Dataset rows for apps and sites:
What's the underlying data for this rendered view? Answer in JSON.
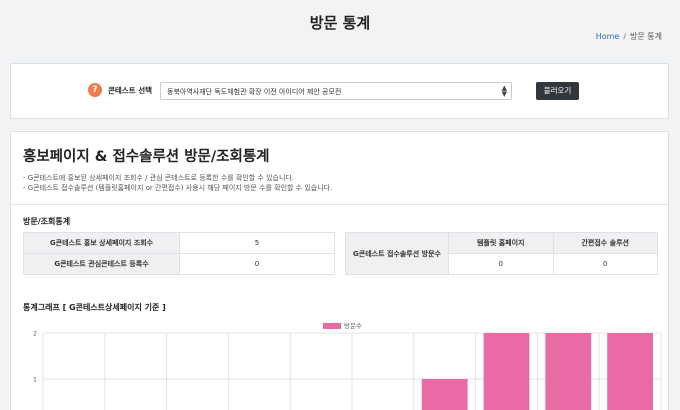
{
  "page": {
    "title": "방문 통계",
    "breadcrumb": {
      "home": "Home",
      "separator": "/",
      "current": "방문 통계"
    }
  },
  "selector": {
    "help_icon": "question-icon",
    "help_glyph": "?",
    "label": "콘테스트 선택",
    "selected_value": "동북아역사재단 독도체험관 확장 이전 아이디어 제안 공모전",
    "load_button": "불러오기",
    "accent_color": "#ef7c4c"
  },
  "main": {
    "title": "홍보페이지 & 접수솔루션 방문/조회통계",
    "descriptions": [
      "- G콘테스트에 홍보된 상세페이지 조회수 / 관심 콘테스트로 등록한 수를 확인할 수 있습니다.",
      "- G콘테스트 접수솔루션 (템플릿홈페이지 or 간편접수) 사용시 해당 페이지 방문 수를 확인할 수 있습니다."
    ],
    "stats_section_title": "방문/조회통계",
    "left_table": [
      {
        "label": "G콘테스트 홍보 상세페이지 조회수",
        "value": "5"
      },
      {
        "label": "G콘테스트 관심콘테스트 등록수",
        "value": "0"
      }
    ],
    "right_table": {
      "row_header": "G콘테스트 접수솔루션 방문수",
      "columns": [
        "템플릿 홈페이지",
        "간편접수 솔루션"
      ],
      "values": [
        "0",
        "0"
      ]
    },
    "graph_section_title": "통계그래프 [ G콘테스트상세페이지 기준 ]"
  },
  "chart_data": {
    "type": "bar",
    "series": [
      {
        "name": "방문수",
        "values": [
          0,
          0,
          0,
          0,
          0,
          0,
          1,
          2,
          2,
          2
        ]
      }
    ],
    "y_ticks": [
      1,
      2
    ],
    "ylim": [
      0,
      2
    ],
    "grid": true,
    "legend": "top-center",
    "color": "#ea6aa6"
  }
}
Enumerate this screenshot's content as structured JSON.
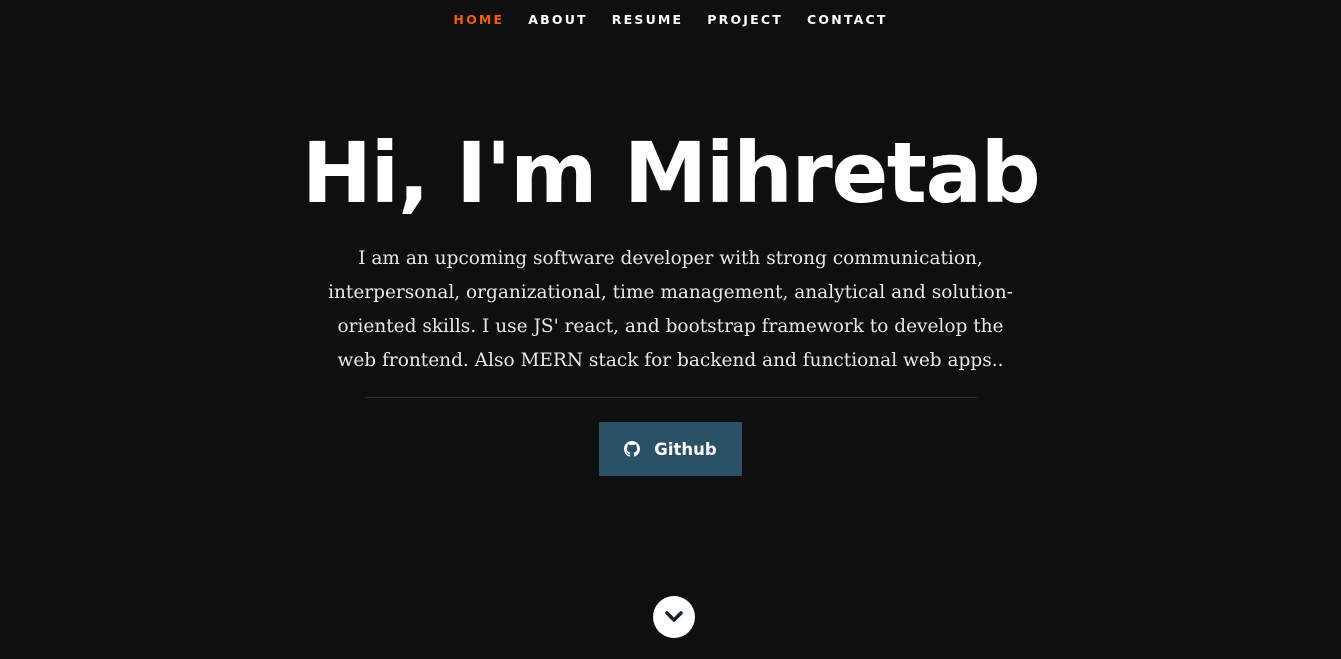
{
  "nav": {
    "items": [
      {
        "label": "HOME",
        "active": true
      },
      {
        "label": "ABOUT",
        "active": false
      },
      {
        "label": "RESUME",
        "active": false
      },
      {
        "label": "PROJECT",
        "active": false
      },
      {
        "label": "CONTACT",
        "active": false
      }
    ]
  },
  "hero": {
    "title": "Hi, I'm Mihretab",
    "description": "I am an upcoming software developer with strong communication, interpersonal, organizational, time management, analytical and solution-oriented skills. I use JS' react, and bootstrap framework to develop the web frontend. Also MERN stack for backend and functional web apps..",
    "github_button": {
      "label": "Github",
      "icon": "github-icon"
    }
  },
  "scroll_button": {
    "icon": "chevron-down-icon"
  },
  "colors": {
    "background": "#0f0f0f",
    "accent": "#F06000",
    "button": "#2B5167",
    "text": "#ffffff"
  }
}
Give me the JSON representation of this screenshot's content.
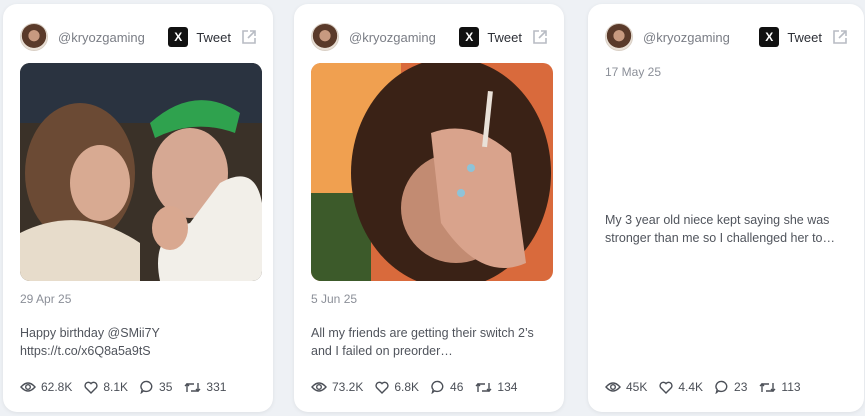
{
  "cards": [
    {
      "handle": "@kryozgaming",
      "tweet_label": "Tweet",
      "date": "29 Apr 25",
      "text_lines": [
        "Happy birthday @SMii7Y",
        "https://t.co/x6Q8a5a9tS"
      ],
      "stats": {
        "views": "62.8K",
        "likes": "8.1K",
        "replies": "35",
        "retweets": "331"
      }
    },
    {
      "handle": "@kryozgaming",
      "tweet_label": "Tweet",
      "date": "5 Jun 25",
      "text_lines": [
        "All my friends are getting their switch 2’s",
        "and I failed on preorder…"
      ],
      "stats": {
        "views": "73.2K",
        "likes": "6.8K",
        "replies": "46",
        "retweets": "134"
      }
    },
    {
      "handle": "@kryozgaming",
      "tweet_label": "Tweet",
      "date": "17 May 25",
      "text_lines": [
        "My 3 year old niece kept saying she was",
        "stronger than me so I challenged her to…"
      ],
      "stats": {
        "views": "45K",
        "likes": "4.4K",
        "replies": "23",
        "retweets": "113"
      }
    }
  ],
  "icons": {
    "x_logo": "X",
    "external_link": "external-link-icon",
    "views": "eye-icon",
    "likes": "heart-icon",
    "replies": "comment-icon",
    "retweets": "retweet-icon"
  }
}
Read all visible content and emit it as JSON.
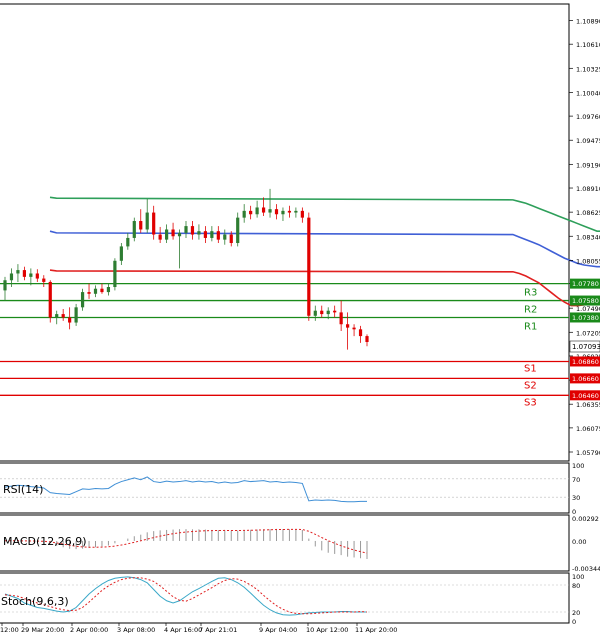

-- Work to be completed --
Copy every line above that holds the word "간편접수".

-- Exercise solution --
      "- G콘테스트 접수솔루션 (템플릿홈페이지 or 간편접수) 사용시 해당 페이지 방문 수를 확인할 수 있습니다."
        "간편접수 솔루션"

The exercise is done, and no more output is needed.